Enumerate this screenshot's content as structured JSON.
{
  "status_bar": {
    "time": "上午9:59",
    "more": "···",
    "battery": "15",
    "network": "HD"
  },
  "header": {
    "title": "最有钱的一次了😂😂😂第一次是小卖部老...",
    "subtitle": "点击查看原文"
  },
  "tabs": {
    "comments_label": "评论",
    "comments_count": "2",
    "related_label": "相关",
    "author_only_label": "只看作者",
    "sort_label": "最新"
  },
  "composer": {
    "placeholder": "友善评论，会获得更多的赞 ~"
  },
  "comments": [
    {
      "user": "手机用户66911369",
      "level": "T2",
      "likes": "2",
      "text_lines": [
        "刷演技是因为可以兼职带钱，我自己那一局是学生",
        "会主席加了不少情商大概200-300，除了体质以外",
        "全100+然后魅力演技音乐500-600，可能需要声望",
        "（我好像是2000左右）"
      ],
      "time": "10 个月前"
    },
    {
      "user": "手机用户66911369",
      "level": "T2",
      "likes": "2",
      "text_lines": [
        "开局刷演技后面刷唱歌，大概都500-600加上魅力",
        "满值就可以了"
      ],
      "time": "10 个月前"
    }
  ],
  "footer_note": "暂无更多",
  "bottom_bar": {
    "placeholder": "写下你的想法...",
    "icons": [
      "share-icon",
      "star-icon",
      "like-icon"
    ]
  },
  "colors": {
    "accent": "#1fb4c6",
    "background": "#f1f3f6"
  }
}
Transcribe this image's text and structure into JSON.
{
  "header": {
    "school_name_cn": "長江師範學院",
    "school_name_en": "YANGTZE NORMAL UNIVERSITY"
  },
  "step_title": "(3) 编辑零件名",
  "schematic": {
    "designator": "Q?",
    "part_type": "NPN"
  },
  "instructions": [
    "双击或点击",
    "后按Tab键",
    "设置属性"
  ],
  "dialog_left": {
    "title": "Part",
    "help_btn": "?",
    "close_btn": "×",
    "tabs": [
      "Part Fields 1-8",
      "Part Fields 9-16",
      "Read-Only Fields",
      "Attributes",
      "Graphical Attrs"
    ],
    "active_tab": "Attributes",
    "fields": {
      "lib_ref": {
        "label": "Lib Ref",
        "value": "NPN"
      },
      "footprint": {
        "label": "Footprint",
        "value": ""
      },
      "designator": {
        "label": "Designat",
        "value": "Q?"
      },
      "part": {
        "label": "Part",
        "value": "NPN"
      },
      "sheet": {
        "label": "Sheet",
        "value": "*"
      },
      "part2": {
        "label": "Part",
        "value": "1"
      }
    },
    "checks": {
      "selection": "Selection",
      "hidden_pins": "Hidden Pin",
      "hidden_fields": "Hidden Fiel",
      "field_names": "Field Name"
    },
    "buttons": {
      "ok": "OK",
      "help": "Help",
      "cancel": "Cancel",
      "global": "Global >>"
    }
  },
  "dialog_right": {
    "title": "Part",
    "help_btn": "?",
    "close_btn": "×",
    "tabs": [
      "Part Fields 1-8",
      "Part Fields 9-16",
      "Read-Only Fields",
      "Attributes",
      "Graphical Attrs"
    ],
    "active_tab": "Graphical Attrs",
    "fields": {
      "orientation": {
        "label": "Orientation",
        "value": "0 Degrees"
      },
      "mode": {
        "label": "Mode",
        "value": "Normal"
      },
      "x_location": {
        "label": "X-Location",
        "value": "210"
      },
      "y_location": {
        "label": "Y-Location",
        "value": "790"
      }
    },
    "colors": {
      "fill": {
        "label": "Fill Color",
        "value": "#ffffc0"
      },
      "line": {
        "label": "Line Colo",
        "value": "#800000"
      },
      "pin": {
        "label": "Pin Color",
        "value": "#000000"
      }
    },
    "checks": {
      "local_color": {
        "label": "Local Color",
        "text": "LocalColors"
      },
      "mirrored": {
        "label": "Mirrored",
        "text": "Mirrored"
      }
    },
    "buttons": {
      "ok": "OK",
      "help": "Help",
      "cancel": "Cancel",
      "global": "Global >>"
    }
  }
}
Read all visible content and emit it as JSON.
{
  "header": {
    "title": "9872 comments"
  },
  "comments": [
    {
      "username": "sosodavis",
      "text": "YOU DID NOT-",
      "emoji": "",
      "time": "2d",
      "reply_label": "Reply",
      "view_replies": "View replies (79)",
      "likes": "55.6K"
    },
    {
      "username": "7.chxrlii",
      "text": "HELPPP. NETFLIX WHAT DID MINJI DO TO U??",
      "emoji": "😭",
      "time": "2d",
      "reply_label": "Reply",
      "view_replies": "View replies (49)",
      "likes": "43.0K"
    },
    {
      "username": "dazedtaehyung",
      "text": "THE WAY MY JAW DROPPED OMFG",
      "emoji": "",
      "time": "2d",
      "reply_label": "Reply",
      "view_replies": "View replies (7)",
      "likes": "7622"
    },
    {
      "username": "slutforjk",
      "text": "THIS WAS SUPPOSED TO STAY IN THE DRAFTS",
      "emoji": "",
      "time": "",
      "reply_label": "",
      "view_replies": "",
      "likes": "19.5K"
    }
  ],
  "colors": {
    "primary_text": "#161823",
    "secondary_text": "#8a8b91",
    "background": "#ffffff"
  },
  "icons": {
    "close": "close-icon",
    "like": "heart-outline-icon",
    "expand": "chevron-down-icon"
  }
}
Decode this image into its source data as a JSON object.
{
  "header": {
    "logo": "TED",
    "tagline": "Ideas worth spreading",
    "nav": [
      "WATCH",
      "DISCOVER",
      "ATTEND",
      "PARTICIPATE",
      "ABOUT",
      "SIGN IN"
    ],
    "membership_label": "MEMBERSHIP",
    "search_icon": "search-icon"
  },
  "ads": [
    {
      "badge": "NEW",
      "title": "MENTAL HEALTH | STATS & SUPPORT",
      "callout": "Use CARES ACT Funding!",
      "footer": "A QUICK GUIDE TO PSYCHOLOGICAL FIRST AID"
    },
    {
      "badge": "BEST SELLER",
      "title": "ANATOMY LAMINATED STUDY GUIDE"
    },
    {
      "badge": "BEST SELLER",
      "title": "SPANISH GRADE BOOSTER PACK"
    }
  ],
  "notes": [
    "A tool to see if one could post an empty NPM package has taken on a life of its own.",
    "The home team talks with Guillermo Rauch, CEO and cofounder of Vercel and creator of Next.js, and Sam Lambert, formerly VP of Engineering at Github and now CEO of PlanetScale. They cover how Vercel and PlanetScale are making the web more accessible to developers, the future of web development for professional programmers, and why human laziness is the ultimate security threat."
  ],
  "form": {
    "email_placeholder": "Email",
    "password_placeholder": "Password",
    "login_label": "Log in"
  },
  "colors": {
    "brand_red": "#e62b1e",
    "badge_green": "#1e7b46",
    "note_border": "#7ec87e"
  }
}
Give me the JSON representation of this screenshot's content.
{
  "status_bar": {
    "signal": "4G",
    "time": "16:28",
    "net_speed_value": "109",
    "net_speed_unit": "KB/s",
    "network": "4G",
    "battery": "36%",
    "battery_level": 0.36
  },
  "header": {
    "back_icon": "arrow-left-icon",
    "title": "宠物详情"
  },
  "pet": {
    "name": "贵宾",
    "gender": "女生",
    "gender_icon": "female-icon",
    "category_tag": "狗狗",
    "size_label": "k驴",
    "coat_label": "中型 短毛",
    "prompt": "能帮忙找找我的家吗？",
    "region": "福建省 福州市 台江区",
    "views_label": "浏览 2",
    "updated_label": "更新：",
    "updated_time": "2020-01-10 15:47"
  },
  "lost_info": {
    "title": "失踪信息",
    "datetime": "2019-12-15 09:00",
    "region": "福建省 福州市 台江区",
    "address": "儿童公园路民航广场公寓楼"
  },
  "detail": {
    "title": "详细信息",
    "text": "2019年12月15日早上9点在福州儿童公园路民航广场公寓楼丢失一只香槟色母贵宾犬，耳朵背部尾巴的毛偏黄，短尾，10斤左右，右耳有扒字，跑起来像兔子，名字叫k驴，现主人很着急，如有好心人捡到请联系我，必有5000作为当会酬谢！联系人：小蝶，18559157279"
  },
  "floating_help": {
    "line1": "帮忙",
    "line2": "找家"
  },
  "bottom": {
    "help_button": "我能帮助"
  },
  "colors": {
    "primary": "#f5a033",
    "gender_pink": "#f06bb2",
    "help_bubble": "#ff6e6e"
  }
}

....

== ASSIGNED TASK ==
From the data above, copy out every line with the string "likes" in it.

== SOLVED PROBLEM ==
      "likes": "2",
      "likes": "2",
      "likes": "55.6K"
      "likes": "43.0K"
      "likes": "7622"
      "likes": "19.5K"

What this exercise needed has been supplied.